#### [Data for this task]
================================

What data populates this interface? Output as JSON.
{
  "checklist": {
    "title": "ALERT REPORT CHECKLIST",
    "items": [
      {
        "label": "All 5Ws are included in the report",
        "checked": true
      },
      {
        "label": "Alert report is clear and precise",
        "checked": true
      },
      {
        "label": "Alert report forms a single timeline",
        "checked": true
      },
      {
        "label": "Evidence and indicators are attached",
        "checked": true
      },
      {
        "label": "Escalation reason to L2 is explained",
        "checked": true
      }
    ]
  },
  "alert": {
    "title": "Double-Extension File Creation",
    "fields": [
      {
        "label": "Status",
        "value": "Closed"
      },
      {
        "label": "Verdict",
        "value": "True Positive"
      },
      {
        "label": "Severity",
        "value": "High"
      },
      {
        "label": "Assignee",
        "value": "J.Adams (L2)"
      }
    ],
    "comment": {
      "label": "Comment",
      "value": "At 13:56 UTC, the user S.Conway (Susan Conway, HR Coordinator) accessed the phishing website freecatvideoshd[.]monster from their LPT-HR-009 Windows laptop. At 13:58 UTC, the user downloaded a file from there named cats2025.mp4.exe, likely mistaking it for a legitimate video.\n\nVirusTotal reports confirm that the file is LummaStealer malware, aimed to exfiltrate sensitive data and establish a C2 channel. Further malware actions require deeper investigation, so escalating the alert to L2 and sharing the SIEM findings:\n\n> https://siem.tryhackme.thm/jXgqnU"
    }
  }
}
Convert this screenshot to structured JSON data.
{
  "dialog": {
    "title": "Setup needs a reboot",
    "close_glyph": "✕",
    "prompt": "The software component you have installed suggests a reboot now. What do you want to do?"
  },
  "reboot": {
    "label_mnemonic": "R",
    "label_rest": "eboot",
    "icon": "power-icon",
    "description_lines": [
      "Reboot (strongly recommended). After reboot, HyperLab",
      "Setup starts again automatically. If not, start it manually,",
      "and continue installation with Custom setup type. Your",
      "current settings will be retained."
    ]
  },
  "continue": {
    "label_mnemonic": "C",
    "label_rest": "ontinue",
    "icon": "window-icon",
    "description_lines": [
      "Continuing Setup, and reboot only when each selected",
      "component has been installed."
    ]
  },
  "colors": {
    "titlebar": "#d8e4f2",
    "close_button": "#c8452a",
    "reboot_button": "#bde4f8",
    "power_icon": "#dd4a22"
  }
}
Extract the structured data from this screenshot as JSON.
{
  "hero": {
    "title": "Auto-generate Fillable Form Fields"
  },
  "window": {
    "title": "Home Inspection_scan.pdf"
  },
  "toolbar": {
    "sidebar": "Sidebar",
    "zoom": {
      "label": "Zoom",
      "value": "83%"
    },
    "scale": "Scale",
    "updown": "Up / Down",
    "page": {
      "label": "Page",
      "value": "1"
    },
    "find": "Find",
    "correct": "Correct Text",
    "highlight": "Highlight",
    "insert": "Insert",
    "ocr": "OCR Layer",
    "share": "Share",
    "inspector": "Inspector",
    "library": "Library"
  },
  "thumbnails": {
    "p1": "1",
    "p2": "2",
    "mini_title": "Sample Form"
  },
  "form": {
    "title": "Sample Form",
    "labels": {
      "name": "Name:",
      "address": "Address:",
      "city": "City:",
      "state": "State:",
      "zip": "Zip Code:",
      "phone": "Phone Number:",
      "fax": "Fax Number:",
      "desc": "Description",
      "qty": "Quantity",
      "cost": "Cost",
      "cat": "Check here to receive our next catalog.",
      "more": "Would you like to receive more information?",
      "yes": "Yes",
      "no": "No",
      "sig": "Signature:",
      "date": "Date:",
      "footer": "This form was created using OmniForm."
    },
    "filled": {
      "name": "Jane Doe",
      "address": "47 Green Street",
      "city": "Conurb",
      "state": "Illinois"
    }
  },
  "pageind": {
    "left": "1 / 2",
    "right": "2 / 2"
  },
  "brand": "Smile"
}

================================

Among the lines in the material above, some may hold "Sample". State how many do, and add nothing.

2